    Oil glut could soon lead to plummeting prices

    By The Associated Press | From Page: A8, 1 Comment

     
    .

    Obituaries

    Robert C. Thierry

    By Nancy Green | From Page: A4

     
    Garland (Curly) Henry Tackett

    By Nancy Green | From Page: A4

    Otto Vasak

    By Nancy Green | From Page: A4

     
    John Henry Fechter, Jr.

    By Susan Hiland | From Page: A4

    Jacqueline Mendes

    By Nancy Green | From Page: A4

     
    .

    Comics

    Baby Blues

    By Daily Republic Syndicated Content | From Page: B6

     
    Baldo

    By Daily Republic Syndicated Content | From Page: B6

    Garfield

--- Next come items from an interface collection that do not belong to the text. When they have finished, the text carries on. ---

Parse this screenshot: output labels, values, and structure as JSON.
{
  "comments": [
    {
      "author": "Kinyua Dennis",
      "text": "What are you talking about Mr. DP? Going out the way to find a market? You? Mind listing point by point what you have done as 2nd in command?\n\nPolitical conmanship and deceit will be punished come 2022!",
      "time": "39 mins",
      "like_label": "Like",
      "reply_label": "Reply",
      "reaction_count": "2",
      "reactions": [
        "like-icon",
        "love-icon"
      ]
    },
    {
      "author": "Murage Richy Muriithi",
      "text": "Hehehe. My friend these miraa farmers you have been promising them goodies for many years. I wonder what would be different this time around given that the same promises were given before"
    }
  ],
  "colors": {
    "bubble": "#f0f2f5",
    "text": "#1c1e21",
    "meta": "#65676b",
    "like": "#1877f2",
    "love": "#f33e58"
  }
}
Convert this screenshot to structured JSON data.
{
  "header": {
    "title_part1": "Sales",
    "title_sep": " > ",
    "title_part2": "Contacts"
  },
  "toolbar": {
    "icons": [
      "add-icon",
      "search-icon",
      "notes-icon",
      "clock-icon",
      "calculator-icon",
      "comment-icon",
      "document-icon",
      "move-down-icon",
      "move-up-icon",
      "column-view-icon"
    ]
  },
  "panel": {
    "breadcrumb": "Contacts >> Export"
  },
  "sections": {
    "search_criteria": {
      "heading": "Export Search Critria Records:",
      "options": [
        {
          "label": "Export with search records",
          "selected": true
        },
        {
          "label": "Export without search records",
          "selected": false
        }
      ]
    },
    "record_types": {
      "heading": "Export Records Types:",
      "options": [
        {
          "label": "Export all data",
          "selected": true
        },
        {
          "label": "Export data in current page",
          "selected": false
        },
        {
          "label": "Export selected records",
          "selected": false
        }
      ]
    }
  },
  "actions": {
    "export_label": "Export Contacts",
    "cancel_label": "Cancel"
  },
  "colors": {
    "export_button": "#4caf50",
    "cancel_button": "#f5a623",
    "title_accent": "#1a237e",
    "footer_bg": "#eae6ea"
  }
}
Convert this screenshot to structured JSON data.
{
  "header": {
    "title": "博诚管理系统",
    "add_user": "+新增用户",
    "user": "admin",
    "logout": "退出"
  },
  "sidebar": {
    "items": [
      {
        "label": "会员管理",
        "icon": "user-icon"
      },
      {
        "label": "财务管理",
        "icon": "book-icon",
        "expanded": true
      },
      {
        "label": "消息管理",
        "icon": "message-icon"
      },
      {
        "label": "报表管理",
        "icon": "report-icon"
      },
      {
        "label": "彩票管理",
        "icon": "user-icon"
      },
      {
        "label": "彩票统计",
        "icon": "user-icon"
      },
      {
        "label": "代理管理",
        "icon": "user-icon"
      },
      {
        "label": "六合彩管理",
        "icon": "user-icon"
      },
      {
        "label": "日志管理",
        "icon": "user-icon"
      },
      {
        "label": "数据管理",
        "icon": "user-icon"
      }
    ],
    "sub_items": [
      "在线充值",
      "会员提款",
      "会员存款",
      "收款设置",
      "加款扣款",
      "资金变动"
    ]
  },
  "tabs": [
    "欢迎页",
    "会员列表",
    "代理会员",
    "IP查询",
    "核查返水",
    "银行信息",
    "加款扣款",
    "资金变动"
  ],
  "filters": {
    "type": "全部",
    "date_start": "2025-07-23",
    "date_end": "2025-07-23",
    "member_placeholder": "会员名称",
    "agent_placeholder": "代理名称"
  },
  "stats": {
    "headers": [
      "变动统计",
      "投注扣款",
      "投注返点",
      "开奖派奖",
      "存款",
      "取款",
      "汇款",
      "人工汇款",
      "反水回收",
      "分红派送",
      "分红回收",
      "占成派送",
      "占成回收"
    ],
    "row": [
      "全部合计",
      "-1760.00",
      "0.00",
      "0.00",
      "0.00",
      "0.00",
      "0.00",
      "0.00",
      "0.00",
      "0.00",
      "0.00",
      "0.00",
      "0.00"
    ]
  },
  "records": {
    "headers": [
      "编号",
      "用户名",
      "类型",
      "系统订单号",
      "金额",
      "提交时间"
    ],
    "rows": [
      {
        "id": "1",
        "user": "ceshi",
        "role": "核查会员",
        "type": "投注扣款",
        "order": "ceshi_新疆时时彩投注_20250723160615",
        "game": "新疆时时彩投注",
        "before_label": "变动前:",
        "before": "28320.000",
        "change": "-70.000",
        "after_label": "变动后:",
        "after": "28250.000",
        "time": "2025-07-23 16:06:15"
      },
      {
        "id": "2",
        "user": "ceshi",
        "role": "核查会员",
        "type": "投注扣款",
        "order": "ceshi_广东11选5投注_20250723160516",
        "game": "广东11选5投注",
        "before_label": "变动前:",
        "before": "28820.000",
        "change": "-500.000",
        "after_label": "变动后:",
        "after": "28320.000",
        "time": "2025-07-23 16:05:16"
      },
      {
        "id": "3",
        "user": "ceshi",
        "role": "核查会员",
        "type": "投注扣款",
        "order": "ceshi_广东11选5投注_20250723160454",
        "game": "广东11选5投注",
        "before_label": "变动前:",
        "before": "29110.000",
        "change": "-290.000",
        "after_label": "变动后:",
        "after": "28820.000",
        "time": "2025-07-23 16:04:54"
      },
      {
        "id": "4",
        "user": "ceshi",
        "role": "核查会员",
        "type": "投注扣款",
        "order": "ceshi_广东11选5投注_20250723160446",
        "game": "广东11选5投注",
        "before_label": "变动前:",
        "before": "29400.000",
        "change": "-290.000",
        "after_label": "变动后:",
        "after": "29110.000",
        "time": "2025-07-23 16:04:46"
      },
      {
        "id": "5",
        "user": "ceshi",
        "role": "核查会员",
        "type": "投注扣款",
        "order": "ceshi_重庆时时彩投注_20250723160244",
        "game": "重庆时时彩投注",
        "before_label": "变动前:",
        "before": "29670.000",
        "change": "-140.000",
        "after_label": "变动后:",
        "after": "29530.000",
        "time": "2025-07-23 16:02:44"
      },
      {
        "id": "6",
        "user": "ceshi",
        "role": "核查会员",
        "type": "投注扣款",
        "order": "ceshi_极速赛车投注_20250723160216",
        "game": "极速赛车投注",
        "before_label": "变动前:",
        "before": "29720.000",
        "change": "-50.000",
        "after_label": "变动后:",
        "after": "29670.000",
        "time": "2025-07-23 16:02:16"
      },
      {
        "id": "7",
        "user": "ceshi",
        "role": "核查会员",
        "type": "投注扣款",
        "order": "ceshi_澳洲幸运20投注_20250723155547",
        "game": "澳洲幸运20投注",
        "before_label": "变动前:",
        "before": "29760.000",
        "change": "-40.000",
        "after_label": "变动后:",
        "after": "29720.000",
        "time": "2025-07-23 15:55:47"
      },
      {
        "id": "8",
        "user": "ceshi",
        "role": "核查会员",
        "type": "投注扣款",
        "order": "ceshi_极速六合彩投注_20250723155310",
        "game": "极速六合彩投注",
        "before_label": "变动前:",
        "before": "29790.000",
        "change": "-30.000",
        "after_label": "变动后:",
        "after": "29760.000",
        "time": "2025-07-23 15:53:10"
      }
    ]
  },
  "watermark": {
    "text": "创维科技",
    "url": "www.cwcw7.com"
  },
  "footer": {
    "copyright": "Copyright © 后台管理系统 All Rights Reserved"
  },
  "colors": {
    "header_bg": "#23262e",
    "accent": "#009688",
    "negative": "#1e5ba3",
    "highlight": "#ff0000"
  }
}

    By Daily Republic Syndicated Content | From Page: B6

     
    Frank and Ernest

    By Daily Republic Syndicated Content | From Page: B6

    Blondie

    By Daily Republic Syndicated Content | From Page: B6

     
    Pickles

    By Daily Republic Syndicated Content | From Page: B6

    Zits

    By Daily Republic Syndicated Content | From Page: B6

     
    Beetle Bailey

    By Daily Republic Syndicated Content | From Page: B6

    Rose is Rose

    By Daily Republic Syndicated Content | From Page: B6

     
    Dilbert

    By Daily Republic Syndicated Content | From Page: B6

    Get Fuzzy

    By Daily Republic Syndicated Content | From Page: B6

     
    B.C.

    By Daily Republic Syndicated Content | From Page: B6

    Peanuts

    By Daily Republic Syndicated Content | From Page: B6

     
    For Better or Worse

    By Daily Republic Syndicated Content | From Page: B6

    Sally Forth

    By Daily Republic Syndicated Content | From Page: B6

     
    Wizard of Id

    By Daily Republic Syndicated Content | From Page: B6

    Crossword

    By Daily Republic Syndicated Content | From Page: B7

     
    Bridge

    By Daily Republic Syndicated Content | From Page: B7

    Word Sleuth

    By Daily Republic Syndicated Content | From Page: B7

     
    Cryptoquote

    By Daily Republic Syndicated Content | From Page: B7

    Sudoku

    By Daily Republic Syndicated Content | From Page: B7